Print out all the records, word for word.

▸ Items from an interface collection
=-=-=-=-=
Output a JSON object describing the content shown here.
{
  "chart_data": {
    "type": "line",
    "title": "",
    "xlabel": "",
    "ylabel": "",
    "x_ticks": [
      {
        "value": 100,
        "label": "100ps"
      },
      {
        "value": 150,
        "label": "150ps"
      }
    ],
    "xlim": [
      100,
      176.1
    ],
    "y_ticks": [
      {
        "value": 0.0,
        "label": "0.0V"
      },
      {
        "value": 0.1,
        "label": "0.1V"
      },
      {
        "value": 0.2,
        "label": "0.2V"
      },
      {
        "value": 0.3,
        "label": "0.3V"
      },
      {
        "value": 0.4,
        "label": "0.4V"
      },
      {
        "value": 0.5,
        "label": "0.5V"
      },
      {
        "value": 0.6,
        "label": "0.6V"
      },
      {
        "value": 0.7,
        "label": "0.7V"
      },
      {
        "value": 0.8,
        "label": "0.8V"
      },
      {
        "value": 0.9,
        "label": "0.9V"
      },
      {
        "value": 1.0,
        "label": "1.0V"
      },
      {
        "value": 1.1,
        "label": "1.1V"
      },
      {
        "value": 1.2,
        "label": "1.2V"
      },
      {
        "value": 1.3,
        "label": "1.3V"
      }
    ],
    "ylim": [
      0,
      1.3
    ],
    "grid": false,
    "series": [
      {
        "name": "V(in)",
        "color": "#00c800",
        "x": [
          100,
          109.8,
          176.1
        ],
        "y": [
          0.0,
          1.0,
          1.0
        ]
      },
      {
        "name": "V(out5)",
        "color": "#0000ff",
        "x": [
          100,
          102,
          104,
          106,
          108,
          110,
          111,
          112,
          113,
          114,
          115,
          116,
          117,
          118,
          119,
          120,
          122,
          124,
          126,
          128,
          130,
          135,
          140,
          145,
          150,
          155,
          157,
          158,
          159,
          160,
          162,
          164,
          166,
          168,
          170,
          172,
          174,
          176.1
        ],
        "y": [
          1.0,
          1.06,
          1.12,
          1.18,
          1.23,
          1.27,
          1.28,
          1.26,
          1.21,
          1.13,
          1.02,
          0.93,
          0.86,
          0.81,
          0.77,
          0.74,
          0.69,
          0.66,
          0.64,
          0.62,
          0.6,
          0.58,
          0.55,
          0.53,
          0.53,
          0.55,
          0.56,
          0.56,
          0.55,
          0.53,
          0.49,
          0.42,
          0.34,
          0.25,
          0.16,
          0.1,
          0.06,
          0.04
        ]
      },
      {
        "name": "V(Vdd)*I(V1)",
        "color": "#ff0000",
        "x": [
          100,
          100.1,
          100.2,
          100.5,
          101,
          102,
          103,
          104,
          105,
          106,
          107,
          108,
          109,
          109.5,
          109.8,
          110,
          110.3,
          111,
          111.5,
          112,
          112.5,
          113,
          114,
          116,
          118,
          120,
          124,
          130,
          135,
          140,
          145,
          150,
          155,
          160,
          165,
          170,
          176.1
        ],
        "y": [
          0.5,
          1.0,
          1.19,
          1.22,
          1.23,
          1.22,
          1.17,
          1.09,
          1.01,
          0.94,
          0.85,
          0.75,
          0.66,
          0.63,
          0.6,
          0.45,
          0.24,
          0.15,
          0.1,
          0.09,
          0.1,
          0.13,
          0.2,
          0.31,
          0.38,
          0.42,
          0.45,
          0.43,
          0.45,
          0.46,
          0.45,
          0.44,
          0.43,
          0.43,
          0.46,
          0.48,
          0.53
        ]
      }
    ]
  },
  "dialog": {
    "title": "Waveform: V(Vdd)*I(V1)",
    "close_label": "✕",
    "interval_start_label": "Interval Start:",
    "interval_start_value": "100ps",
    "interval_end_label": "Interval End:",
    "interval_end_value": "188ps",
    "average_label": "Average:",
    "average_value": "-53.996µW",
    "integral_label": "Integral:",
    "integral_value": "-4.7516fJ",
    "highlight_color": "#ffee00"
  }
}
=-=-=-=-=
▸ Written response
Output a JSON object describing the content shown here.
{
  "chart_data": {
    "type": "line",
    "title": "",
    "xlabel": "",
    "ylabel": "",
    "x_ticks": [
      {
        "value": 100,
        "label": "100ps"
      },
      {
        "value": 150,
        "label": "150ps"
      }
    ],
    "xlim": [
      100,
      176.1
    ],
    "y_ticks": [
      {
        "value": 0.0,
        "label": "0.0V"
      },
      {
        "value": 0.1,
        "label": "0.1V"
      },
      {
        "value": 0.2,
        "label": "0.2V"
      },
      {
        "value": 0.3,
        "label": "0.3V"
      },
      {
        "value": 0.4,
        "label": "0.4V"
      },
      {
        "value": 0.5,
        "label": "0.5V"
      },
      {
        "value": 0.6,
        "label": "0.6V"
      },
      {
        "value": 0.7,
        "label": "0.7V"
      },
      {
        "value": 0.8,
        "label": "0.8V"
      },
      {
        "value": 0.9,
        "label": "0.9V"
      },
      {
        "value": 1.0,
        "label": "1.0V"
      },
      {
        "value": 1.1,
        "label": "1.1V"
      },
      {
        "value": 1.2,
        "label": "1.2V"
      },
      {
        "value": 1.3,
        "label": "1.3V"
      }
    ],
    "ylim": [
      0,
      1.3
    ],
    "grid": false,
    "series": [
      {
        "name": "V(in)",
        "color": "#00c800",
        "x": [
          100,
          109.8,
          176.1
        ],
        "y": [
          0.0,
          1.0,
          1.0
        ]
      },
      {
        "name": "V(out5)",
        "color": "#0000ff",
        "x": [
          100,
          102,
          104,
          106,
          108,
          110,
          111,
          112,
          113,
          114,
          115,
          116,
          117,
          118,
          119,
          120,
          122,
          124,
          126,
          128,
          130,
          135,
          140,
          145,
          150,
          155,
          157,
          158,
          159,
          160,
          162,
          164,
          166,
          168,
          170,
          172,
          174,
          176.1
        ],
        "y": [
          1.0,
          1.06,
          1.12,
          1.18,
          1.23,
          1.27,
          1.28,
          1.26,
          1.21,
          1.13,
          1.02,
          0.93,
          0.86,
          0.81,
          0.77,
          0.74,
          0.69,
          0.66,
          0.64,
          0.62,
          0.6,
          0.58,
          0.55,
          0.53,
          0.53,
          0.55,
          0.56,
          0.56,
          0.55,
          0.53,
          0.49,
          0.42,
          0.34,
          0.25,
          0.16,
          0.1,
          0.06,
          0.04
        ]
      },
      {
        "name": "V(Vdd)*I(V1)",
        "color": "#ff0000",
        "x": [
          100,
          100.1,
          100.2,
          100.5,
          101,
          102,
          103,
          104,
          105,
          106,
          107,
          108,
          109,
          109.5,
          109.8,
          110,
          110.3,
          111,
          111.5,
          112,
          112.5,
          113,
          114,
          116,
          118,
          120,
          124,
          130,
          135,
          140,
          145,
          150,
          155,
          160,
          165,
          170,
          176.1
        ],
        "y": [
          0.5,
          1.0,
          1.19,
          1.22,
          1.23,
          1.22,
          1.17,
          1.09,
          1.01,
          0.94,
          0.85,
          0.75,
          0.66,
          0.63,
          0.6,
          0.45,
          0.24,
          0.15,
          0.1,
          0.09,
          0.1,
          0.13,
          0.2,
          0.31,
          0.38,
          0.42,
          0.45,
          0.43,
          0.45,
          0.46,
          0.45,
          0.44,
          0.43,
          0.43,
          0.46,
          0.48,
          0.53
        ]
      }
    ]
  },
  "dialog": {
    "title": "Waveform: V(Vdd)*I(V1)",
    "close_label": "✕",
    "interval_start_label": "Interval Start:",
    "interval_start_value": "100ps",
    "interval_end_label": "Interval End:",
    "interval_end_value": "188ps",
    "average_label": "Average:",
    "average_value": "-53.996µW",
    "integral_label": "Integral:",
    "integral_value": "-4.7516fJ",
    "highlight_color": "#ffee00"
  }
}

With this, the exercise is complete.